Pathognomonic for this condition is heel pain that is worst with the first step out of bed in the morning. In severe cases, the pain is sharp and can radiate proximally with an electric-like sensation. During the course of the day, the pain typically decreases with activity only to be re-aggravated after prolonged sitting, standing, or walking long distances. Any sudden changes in weight, exercise, running terrain, or mileage should also be noted. On physical examination, some swelling about the heel in the absence of erythema or warmth may be noted. Other findings may include the following:

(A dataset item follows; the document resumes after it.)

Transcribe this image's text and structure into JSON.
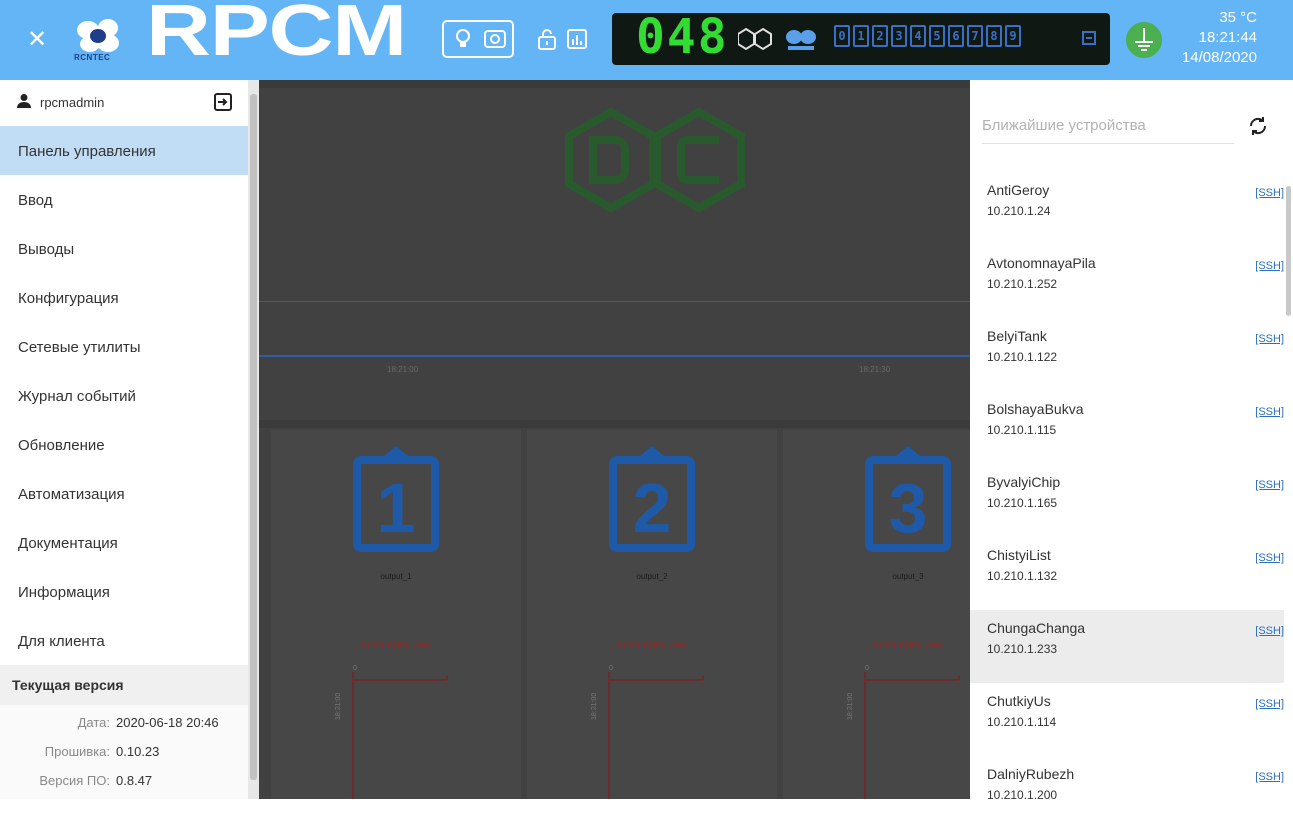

1. Palpated taut and tender muscle structures about the arch may also be palpated.
2. Decreased active ankle dorsiflexion of less than 20° may indicate a tight gastroc-soleus complex.
3. Decreased hallux dorsiflexion.
4. Palpable granuloma along the medial fascial origin.
5. A positive windlass test, heel pain reproduced with passive dorsiflexion of the toes, can be elicited. According to De Gareau, performing this test while the patient is weight bearing increases its sensitivity from 13.5 to 31.8%.
6. Heel raises or toe-walking may also reproduce pain.
Shoe wear and gait patterns also supplement the overall biomechanical assessment. Much information can be gained from observing the patient's gait with and without shoes. In-toe walking with or without "kissing patellae" may indicate internal tibial torsion or excessive femoral anteversion. Studying the wear pattern on the soles of their shoes and knowing the terrain they frequent may reveal subtleties that further direct physical exam. For example, a treadmill runner whose shoes are more worn in the anteromedial aspect of the sole may have forefoot pronation. On the other hand, a lateral sole wear pattern may be caused by a rigid pes cavus. A proper shoe evaluation should examine cushioning properties of the shoe, wear pattern, manufacturing quality, and hind-foot stability.
Was this article helpful?